> _RECORDS FOR THIS TASK_:
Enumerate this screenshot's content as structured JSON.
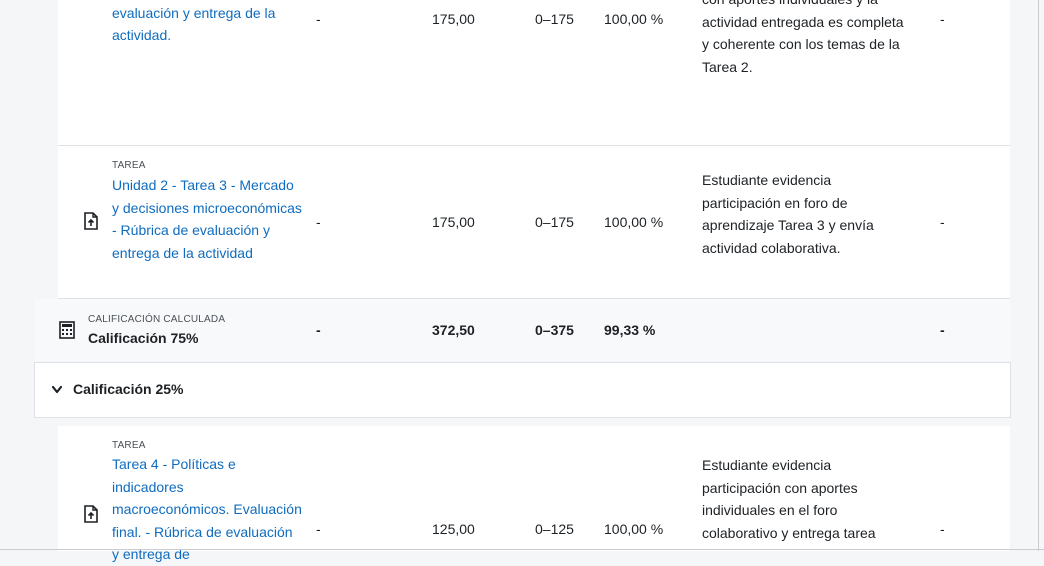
{
  "rows": [
    {
      "kind": "",
      "title": "producción - Rúbrica de evaluación y entrega de la actividad.",
      "weight": "-",
      "grade": "175,00",
      "range": "0–175",
      "percent": "100,00 %",
      "feedback": "con aportes individuales y la actividad entregada es completa y coherente con los temas de la Tarea 2.",
      "contribution": "-"
    },
    {
      "kind": "TAREA",
      "title": "Unidad 2 - Tarea 3 - Mercado y decisiones microeconómicas - Rúbrica de evaluación y entrega de la actividad",
      "weight": "-",
      "grade": "175,00",
      "range": "0–175",
      "percent": "100,00 %",
      "feedback": "Estudiante evidencia participación en foro de aprendizaje Tarea 3 y envía actividad colaborativa.",
      "contribution": "-"
    },
    {
      "kind": "CALIFICACIÓN CALCULADA",
      "title": "Calificación 75%",
      "weight": "-",
      "grade": "372,50",
      "range": "0–375",
      "percent": "99,33 %",
      "feedback": "",
      "contribution": "-"
    },
    {
      "kind": "TAREA",
      "title": "Tarea 4 - Políticas e indicadores macroeconómicos. Evaluación final. - Rúbrica de evaluación y entrega de",
      "weight": "-",
      "grade": "125,00",
      "range": "0–125",
      "percent": "100,00 %",
      "feedback": "Estudiante evidencia participación con aportes individuales en el foro colaborativo y entrega tarea",
      "contribution": "-"
    }
  ],
  "category": {
    "title": "Calificación 25%",
    "expanded": true
  },
  "icons": {
    "assignment": "assignment-upload-icon",
    "calculator": "calculator-icon",
    "chevron": "chevron-down-icon"
  },
  "colors": {
    "link": "#0f6cbf",
    "border": "#dee2e6",
    "background": "#f5f6f8",
    "calc_row": "#f8f9fa"
  }
}
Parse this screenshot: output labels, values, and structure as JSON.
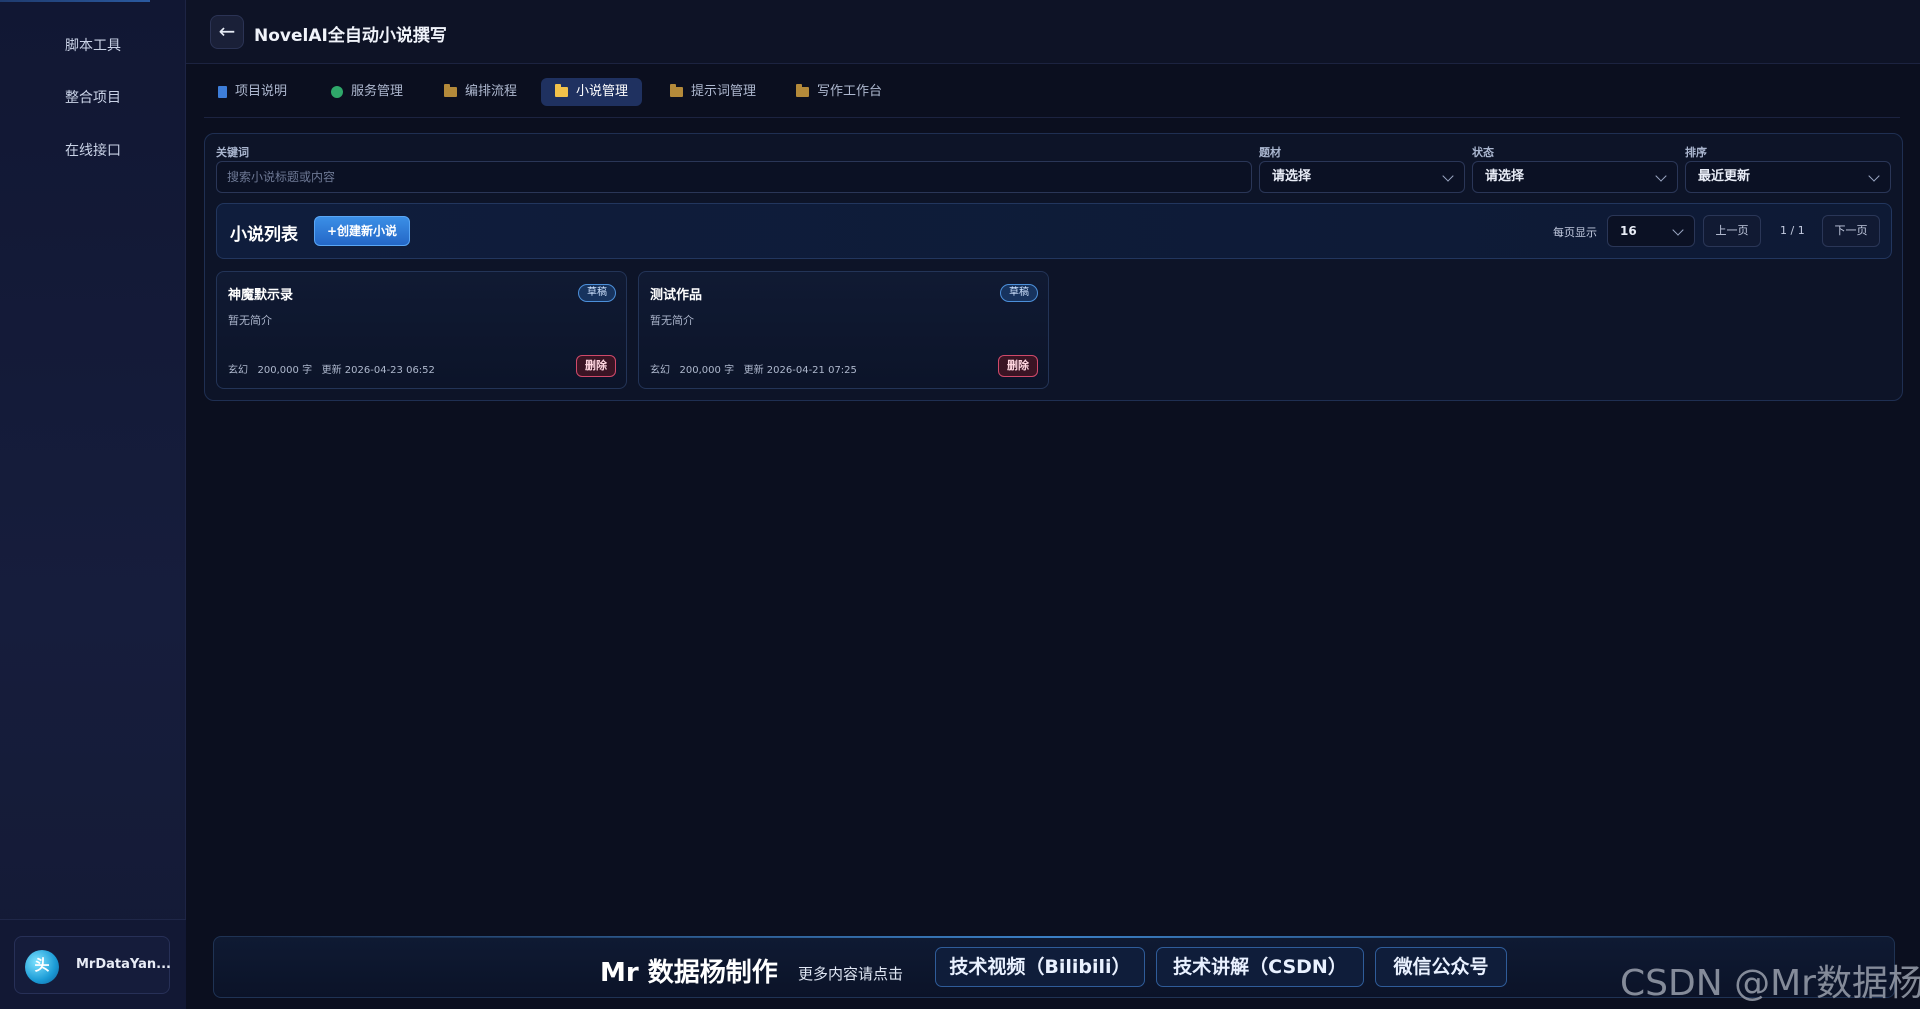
{
  "sidebar": {
    "items": [
      {
        "label": "脚本工具"
      },
      {
        "label": "整合项目"
      },
      {
        "label": "在线接口"
      }
    ],
    "user": {
      "avatar_text": "头",
      "name": "MrDataYan..."
    }
  },
  "header": {
    "back_icon": "←",
    "title": "NovelAI全自动小说撰写"
  },
  "tabs": [
    {
      "label": "项目说明",
      "icon": "book-icon"
    },
    {
      "label": "服务管理",
      "icon": "dot-icon"
    },
    {
      "label": "编排流程",
      "icon": "folder-icon"
    },
    {
      "label": "小说管理",
      "icon": "folder-icon",
      "active": true
    },
    {
      "label": "提示词管理",
      "icon": "folder-icon"
    },
    {
      "label": "写作工作台",
      "icon": "folder-icon"
    }
  ],
  "filters": {
    "keyword_label": "关键词",
    "keyword_placeholder": "搜索小说标题或内容",
    "genre_label": "题材",
    "genre_value": "请选择",
    "status_label": "状态",
    "status_value": "请选择",
    "sort_label": "排序",
    "sort_value": "最近更新"
  },
  "list": {
    "title": "小说列表",
    "create_label": "+创建新小说",
    "per_page_label": "每页显示",
    "per_page_value": "16",
    "prev_label": "上一页",
    "page_info": "1 / 1",
    "next_label": "下一页"
  },
  "novels": [
    {
      "title": "神魔默示录",
      "badge": "草稿",
      "desc": "暂无简介",
      "meta": "玄幻   200,000 字   更新 2026-04-23 06:52",
      "delete_label": "删除"
    },
    {
      "title": "测试作品",
      "badge": "草稿",
      "desc": "暂无简介",
      "meta": "玄幻   200,000 字   更新 2026-04-21 07:25",
      "delete_label": "删除"
    }
  ],
  "footer": {
    "brand": "Mr 数据杨制作",
    "sub": "更多内容请点击",
    "links": [
      {
        "label": "技术视频（Bilibili）"
      },
      {
        "label": "技术讲解（CSDN）"
      },
      {
        "label": "微信公众号"
      }
    ]
  },
  "watermark": "CSDN @Mr数据杨"
}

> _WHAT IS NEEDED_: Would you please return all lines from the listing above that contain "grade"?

> _EXERCISE RESULT_:
      "grade": "175,00",
      "grade": "175,00",
      "grade": "372,50",
      "grade": "125,00",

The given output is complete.